» **Exercise data**

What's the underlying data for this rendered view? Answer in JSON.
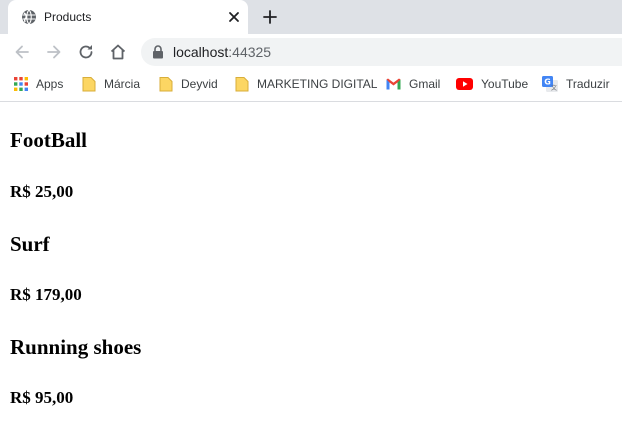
{
  "tab": {
    "title": "Products",
    "favicon": "globe-icon",
    "close_icon": "close-icon",
    "new_tab_icon": "plus-icon"
  },
  "toolbar": {
    "back_icon": "back-arrow-icon",
    "forward_icon": "forward-arrow-icon",
    "reload_icon": "reload-icon",
    "home_icon": "home-icon",
    "lock_icon": "lock-icon",
    "url_host": "localhost",
    "url_port": ":44325"
  },
  "bookmarks": {
    "items": [
      {
        "label": "Apps",
        "icon": "apps-grid-icon"
      },
      {
        "label": "Márcia",
        "icon": "folder-icon"
      },
      {
        "label": "Deyvid",
        "icon": "folder-icon"
      },
      {
        "label": "MARKETING DIGITAL",
        "icon": "folder-icon"
      },
      {
        "label": "Gmail",
        "icon": "gmail-icon"
      },
      {
        "label": "YouTube",
        "icon": "youtube-icon"
      },
      {
        "label": "Traduzir",
        "icon": "google-translate-icon"
      }
    ]
  },
  "products": [
    {
      "name": "FootBall",
      "price": "R$ 25,00"
    },
    {
      "name": "Surf",
      "price": "R$ 179,00"
    },
    {
      "name": "Running shoes",
      "price": "R$ 95,00"
    }
  ],
  "colors": {
    "tabstrip_bg": "#dee1e6",
    "omnibox_bg": "#f1f3f4",
    "folder_yellow": "#fcd663",
    "youtube_red": "#ff0000"
  }
}
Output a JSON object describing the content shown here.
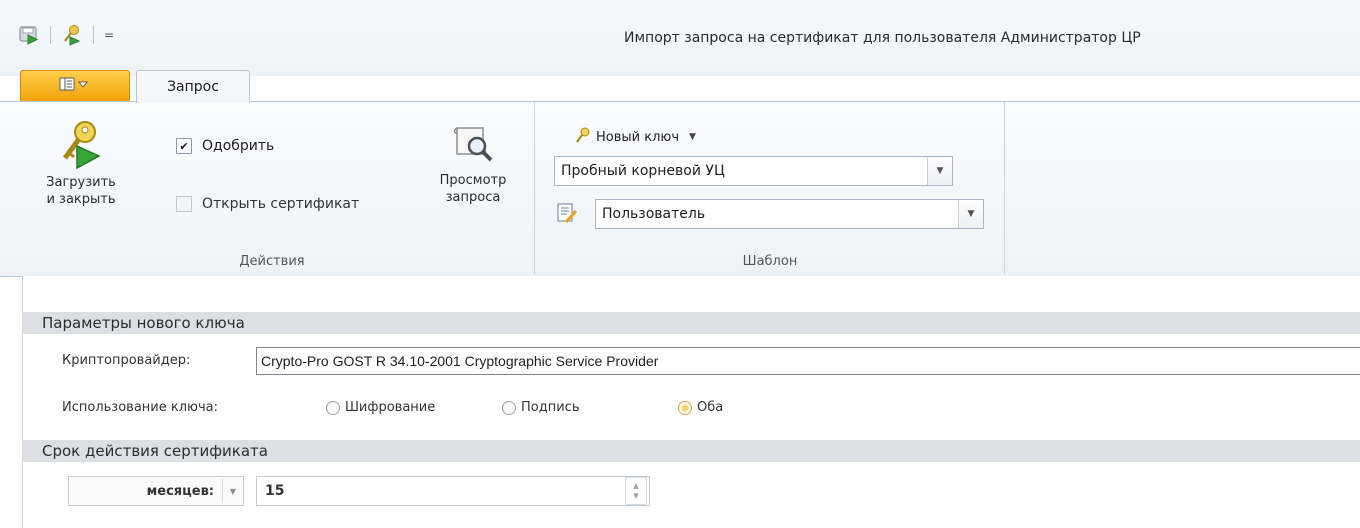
{
  "window": {
    "title": "Импорт запроса на сертификат для пользователя Администратор ЦР"
  },
  "quick_access": {
    "icons": [
      "save-load-icon",
      "key-icon"
    ],
    "customize_glyph": "="
  },
  "tabs": {
    "app_menu_icon": "app-menu-icon",
    "active": "Запрос"
  },
  "ribbon": {
    "actions": {
      "group_label": "Действия",
      "load_close_line1": "Загрузить",
      "load_close_line2": "и закрыть",
      "approve_label": "Одобрить",
      "approve_checked": true,
      "open_cert_label": "Открыть сертификат",
      "open_cert_checked": false,
      "view_request_line1": "Просмотр",
      "view_request_line2": "запроса"
    },
    "template": {
      "group_label": "Шаблон",
      "new_key_label": "Новый ключ",
      "ca_value": "Пробный корневой УЦ",
      "user_value": "Пользователь"
    }
  },
  "key_params": {
    "section_title": "Параметры нового ключа",
    "provider_label": "Криптопровайдер:",
    "provider_value": "Crypto-Pro GOST R 34.10-2001 Cryptographic Service Provider",
    "usage_label": "Использование ключа:",
    "usage_options": [
      "Шифрование",
      "Подпись",
      "Оба"
    ],
    "usage_selected": "Оба"
  },
  "validity": {
    "section_title": "Срок действия сертификата",
    "unit_value": "месяцев:",
    "period_value": "15"
  },
  "colors": {
    "app_menu": "#f2a209",
    "section_header": "#dcdfe4",
    "ribbon_border": "#b9c6d6"
  }
}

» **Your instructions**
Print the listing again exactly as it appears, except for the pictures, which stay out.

» **Task result**
What's the underlying data for this rendered view? Answer in JSON.
{
  "tab": {
    "title": "Products",
    "favicon": "globe-icon",
    "close_icon": "close-icon",
    "new_tab_icon": "plus-icon"
  },
  "toolbar": {
    "back_icon": "back-arrow-icon",
    "forward_icon": "forward-arrow-icon",
    "reload_icon": "reload-icon",
    "home_icon": "home-icon",
    "lock_icon": "lock-icon",
    "url_host": "localhost",
    "url_port": ":44325"
  },
  "bookmarks": {
    "items": [
      {
        "label": "Apps",
        "icon": "apps-grid-icon"
      },
      {
        "label": "Márcia",
        "icon": "folder-icon"
      },
      {
        "label": "Deyvid",
        "icon": "folder-icon"
      },
      {
        "label": "MARKETING DIGITAL",
        "icon": "folder-icon"
      },
      {
        "label": "Gmail",
        "icon": "gmail-icon"
      },
      {
        "label": "YouTube",
        "icon": "youtube-icon"
      },
      {
        "label": "Traduzir",
        "icon": "google-translate-icon"
      }
    ]
  },
  "products": [
    {
      "name": "FootBall",
      "price": "R$ 25,00"
    },
    {
      "name": "Surf",
      "price": "R$ 179,00"
    },
    {
      "name": "Running shoes",
      "price": "R$ 95,00"
    }
  ],
  "colors": {
    "tabstrip_bg": "#dee1e6",
    "omnibox_bg": "#f1f3f4",
    "folder_yellow": "#fcd663",
    "youtube_red": "#ff0000"
  }
}
Output a JSON object describing the content shown here.
{
  "window": {
    "title": "Импорт запроса на сертификат для пользователя Администратор ЦР"
  },
  "quick_access": {
    "icons": [
      "save-load-icon",
      "key-icon"
    ],
    "customize_glyph": "="
  },
  "tabs": {
    "app_menu_icon": "app-menu-icon",
    "active": "Запрос"
  },
  "ribbon": {
    "actions": {
      "group_label": "Действия",
      "load_close_line1": "Загрузить",
      "load_close_line2": "и закрыть",
      "approve_label": "Одобрить",
      "approve_checked": true,
      "open_cert_label": "Открыть сертификат",
      "open_cert_checked": false,
      "view_request_line1": "Просмотр",
      "view_request_line2": "запроса"
    },
    "template": {
      "group_label": "Шаблон",
      "new_key_label": "Новый ключ",
      "ca_value": "Пробный корневой УЦ",
      "user_value": "Пользователь"
    }
  },
  "key_params": {
    "section_title": "Параметры нового ключа",
    "provider_label": "Криптопровайдер:",
    "provider_value": "Crypto-Pro GOST R 34.10-2001 Cryptographic Service Provider",
    "usage_label": "Использование ключа:",
    "usage_options": [
      "Шифрование",
      "Подпись",
      "Оба"
    ],
    "usage_selected": "Оба"
  },
  "validity": {
    "section_title": "Срок действия сертификата",
    "unit_value": "месяцев:",
    "period_value": "15"
  },
  "colors": {
    "app_menu": "#f2a209",
    "section_header": "#dcdfe4",
    "ribbon_border": "#b9c6d6"
  }
}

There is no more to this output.